Word of Luther's challenge to the Church spread immediately, partly due to the political climate in Germany at the time, which, as luck would have it, was extremely favorable to Luther. Depending upon to whom you spoke, Luther had become either 'famous' or 'infamous.' In 1521, the Pope excommunicated him and, condemned as a heretic, he was summoned to the diet (a formal general assembly of the princes or estates of the Holy Roman Empire ) at Worms , where he was to face questioning by the empire and the emperor. According to Oberman, Luther 'could no longer be treated as just any case to be tried in a papal, imperial, or local court and thereby be nipped in the bud. So many people had become familiar with his theology and recognized their own criticisms of pope and Church in his writings that the name Luther had taken on an unmistakably pupil profile all the way down to the so-called common man' (p. 36).
On April 17, 1521 , before the emperor, the electors, and the princes, Luther was asked two questions: 'Do you, Martin Luther, recognize the books published under your name as your own?' and 'Are you prepared to recant what you have written in these books?'
He confirmed the books as his own. But he asked for and was granted an extra day to answer the second question. And on the 18th of April, he said this to his questioners:
'Unless I am convinced by the testimony of the Holy Scriptures or by evident reason ' for I can believe neither pope nor councils alone, as it is clear that they have erred repeatedly and contradicted themselves ' I consider myself convicted by the testimony of the Holy Scripture, which is my basis; my conscience is captive to the Word of God. Thus I cannot and will not recant, because acting against one's conscience is neither safe nor sound. God help me. Amen' (Oberman, p. 39). The mass media of the time ' pamphlets and supposedly 'private' letters actually intended for publication ' made sure Luther's speech spread throughout Germany . 'In fact,' adds Oberman, 'the nation heard even more than its rulers ' namely the impressive final statement that can only be found in the published version of Luther's confession: 'Here I stand, I cannot do otherwise.

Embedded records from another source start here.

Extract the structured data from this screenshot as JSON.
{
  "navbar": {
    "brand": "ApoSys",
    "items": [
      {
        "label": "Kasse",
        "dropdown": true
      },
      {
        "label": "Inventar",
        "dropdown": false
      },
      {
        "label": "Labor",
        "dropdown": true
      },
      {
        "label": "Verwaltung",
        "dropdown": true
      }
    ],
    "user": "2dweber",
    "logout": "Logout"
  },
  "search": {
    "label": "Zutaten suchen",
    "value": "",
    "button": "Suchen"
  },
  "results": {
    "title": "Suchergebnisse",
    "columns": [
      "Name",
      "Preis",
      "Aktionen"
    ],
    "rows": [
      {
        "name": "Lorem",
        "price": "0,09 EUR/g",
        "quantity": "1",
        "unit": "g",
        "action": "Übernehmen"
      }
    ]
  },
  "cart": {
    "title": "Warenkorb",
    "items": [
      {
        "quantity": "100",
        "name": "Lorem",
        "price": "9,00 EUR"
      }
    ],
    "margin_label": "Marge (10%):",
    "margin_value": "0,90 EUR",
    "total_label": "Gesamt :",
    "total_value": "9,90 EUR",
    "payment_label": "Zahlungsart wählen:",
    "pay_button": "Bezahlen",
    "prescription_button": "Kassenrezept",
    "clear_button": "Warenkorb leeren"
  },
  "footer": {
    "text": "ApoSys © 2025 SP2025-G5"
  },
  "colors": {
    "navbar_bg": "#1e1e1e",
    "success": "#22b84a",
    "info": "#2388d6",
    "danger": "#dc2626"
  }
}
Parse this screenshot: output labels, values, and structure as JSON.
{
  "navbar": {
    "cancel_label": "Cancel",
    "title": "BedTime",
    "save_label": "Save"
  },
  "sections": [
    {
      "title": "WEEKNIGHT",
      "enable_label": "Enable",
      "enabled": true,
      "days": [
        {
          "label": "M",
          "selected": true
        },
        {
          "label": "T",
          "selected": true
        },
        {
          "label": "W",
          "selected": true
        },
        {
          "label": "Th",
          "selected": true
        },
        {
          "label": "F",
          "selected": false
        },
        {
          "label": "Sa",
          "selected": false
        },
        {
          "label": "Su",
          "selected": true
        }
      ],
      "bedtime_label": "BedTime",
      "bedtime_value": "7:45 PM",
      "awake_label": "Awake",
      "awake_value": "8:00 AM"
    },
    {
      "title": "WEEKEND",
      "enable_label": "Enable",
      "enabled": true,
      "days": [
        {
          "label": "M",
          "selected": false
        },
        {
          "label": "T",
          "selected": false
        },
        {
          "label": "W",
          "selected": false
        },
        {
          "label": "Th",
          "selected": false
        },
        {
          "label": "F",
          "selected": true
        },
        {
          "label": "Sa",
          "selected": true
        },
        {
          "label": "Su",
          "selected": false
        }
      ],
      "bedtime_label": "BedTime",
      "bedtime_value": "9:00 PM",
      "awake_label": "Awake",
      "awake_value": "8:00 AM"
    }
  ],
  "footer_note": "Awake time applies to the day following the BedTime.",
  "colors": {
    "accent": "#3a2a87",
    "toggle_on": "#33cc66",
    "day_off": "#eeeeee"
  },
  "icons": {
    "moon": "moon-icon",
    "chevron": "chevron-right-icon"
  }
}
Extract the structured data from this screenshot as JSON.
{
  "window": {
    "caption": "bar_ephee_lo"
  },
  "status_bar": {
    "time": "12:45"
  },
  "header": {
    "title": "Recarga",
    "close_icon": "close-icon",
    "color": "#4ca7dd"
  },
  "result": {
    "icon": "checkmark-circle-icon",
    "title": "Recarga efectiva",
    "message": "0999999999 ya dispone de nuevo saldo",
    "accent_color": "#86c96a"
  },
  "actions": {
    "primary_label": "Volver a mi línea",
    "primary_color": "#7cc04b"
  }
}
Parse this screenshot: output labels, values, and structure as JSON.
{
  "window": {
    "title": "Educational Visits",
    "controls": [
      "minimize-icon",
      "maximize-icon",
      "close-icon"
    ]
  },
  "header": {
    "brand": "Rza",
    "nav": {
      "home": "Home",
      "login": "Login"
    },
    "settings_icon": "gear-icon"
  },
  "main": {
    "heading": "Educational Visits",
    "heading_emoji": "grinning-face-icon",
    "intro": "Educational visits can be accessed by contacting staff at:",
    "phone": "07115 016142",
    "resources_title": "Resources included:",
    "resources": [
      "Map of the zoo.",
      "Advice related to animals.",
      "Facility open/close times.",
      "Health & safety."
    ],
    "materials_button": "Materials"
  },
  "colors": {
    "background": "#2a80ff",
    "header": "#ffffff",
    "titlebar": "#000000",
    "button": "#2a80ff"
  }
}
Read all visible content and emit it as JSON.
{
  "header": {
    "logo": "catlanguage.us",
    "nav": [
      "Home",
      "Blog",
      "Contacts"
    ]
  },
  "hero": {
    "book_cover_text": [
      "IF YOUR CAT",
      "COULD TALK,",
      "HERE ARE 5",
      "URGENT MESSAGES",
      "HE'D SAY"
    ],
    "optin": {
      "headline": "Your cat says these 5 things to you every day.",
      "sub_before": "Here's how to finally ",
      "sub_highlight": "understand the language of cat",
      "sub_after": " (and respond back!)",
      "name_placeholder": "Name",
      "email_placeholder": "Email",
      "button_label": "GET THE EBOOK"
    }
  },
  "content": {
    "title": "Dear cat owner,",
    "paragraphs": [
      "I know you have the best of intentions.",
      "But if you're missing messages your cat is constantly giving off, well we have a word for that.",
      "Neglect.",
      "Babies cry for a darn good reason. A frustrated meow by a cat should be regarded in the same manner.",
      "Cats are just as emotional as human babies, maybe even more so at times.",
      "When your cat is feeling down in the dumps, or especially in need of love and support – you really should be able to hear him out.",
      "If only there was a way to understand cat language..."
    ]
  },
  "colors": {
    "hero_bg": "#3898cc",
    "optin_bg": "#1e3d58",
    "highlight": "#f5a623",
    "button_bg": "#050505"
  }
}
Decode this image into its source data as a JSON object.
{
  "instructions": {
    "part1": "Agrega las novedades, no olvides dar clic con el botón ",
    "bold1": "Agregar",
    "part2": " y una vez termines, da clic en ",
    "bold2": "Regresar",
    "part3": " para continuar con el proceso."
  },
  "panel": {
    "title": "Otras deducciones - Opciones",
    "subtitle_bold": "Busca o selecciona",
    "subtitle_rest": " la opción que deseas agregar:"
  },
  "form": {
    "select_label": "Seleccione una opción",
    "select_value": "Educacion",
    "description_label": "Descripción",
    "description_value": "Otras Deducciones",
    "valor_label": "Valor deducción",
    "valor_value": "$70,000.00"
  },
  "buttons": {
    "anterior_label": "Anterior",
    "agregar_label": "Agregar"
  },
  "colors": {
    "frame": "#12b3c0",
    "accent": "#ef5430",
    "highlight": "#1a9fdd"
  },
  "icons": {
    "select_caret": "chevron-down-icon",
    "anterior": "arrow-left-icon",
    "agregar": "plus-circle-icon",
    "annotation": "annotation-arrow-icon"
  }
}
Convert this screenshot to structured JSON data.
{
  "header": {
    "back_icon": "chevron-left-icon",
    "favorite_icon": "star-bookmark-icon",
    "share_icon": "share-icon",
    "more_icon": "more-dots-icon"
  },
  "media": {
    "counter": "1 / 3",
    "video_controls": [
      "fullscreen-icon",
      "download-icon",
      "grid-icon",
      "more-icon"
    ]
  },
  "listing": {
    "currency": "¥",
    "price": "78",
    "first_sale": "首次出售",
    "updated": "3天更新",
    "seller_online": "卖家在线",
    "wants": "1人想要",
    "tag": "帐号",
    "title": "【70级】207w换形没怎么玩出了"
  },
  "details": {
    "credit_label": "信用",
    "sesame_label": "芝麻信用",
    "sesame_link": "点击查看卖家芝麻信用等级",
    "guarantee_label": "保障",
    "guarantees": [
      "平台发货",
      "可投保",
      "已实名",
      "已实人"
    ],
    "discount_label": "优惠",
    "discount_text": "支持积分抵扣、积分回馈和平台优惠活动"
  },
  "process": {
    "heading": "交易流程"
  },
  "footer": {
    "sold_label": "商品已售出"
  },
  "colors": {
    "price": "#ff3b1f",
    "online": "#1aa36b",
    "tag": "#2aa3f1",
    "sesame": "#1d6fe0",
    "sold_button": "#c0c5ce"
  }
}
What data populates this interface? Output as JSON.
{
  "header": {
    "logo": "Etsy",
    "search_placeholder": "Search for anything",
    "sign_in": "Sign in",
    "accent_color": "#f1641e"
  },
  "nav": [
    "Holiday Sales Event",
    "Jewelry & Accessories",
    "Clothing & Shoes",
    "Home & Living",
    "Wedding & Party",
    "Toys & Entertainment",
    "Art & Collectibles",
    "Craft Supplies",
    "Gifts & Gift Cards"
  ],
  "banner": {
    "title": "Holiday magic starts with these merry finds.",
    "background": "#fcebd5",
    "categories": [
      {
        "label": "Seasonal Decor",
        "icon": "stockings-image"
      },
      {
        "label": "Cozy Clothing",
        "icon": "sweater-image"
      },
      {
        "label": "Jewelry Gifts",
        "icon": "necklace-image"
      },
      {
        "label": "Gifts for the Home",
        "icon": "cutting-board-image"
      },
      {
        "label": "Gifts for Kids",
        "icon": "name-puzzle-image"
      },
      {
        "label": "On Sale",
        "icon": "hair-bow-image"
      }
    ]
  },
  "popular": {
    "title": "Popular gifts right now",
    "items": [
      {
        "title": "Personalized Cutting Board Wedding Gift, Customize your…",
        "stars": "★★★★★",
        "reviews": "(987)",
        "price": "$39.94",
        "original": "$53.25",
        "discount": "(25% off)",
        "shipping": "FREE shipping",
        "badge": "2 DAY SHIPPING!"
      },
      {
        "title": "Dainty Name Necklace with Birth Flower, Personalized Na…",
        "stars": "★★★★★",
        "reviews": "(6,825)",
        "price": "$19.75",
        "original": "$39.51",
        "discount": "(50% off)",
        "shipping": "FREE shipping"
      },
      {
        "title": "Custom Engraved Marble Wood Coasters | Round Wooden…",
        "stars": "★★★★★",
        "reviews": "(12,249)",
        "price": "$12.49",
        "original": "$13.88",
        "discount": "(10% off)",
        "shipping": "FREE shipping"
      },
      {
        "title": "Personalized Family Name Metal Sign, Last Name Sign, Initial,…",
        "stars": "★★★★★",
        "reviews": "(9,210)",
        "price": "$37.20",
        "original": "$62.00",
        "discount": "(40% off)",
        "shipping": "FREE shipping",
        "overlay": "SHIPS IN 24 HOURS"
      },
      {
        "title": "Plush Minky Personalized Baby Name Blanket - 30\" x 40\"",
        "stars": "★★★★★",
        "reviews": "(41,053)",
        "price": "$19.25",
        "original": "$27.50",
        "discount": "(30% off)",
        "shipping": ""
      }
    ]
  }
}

God help me. Amen.''
One man, alone, facing possible death, stood up to the most powerful institution the world had ever seen, aided, certainly, by luck and by politics, but armed only with his ability to read, to write, to think, and to speak. It represented one of the greatest, bravest, and most important acts of liberation that any individual has ever made in human history. It broke the mental chains that the Church had placed on people's minds and set them on the way to becoming free to think on their own. And yet, here in the United States , the significance of the great event that occurred on this day is sadly lost amid candy, fakery, fantasy, and trick or treat.
It would be fitting then, on this 486th anniversary of the event, to take just a moment to think about Martin Luther walking up to the door of that church and nailing to its door his 95 theses. Take just a moment to celebrate him and to thank him for what he did. Because without his intelligence, without his integrity, without his courage, our world would today be a very, very different place indeed.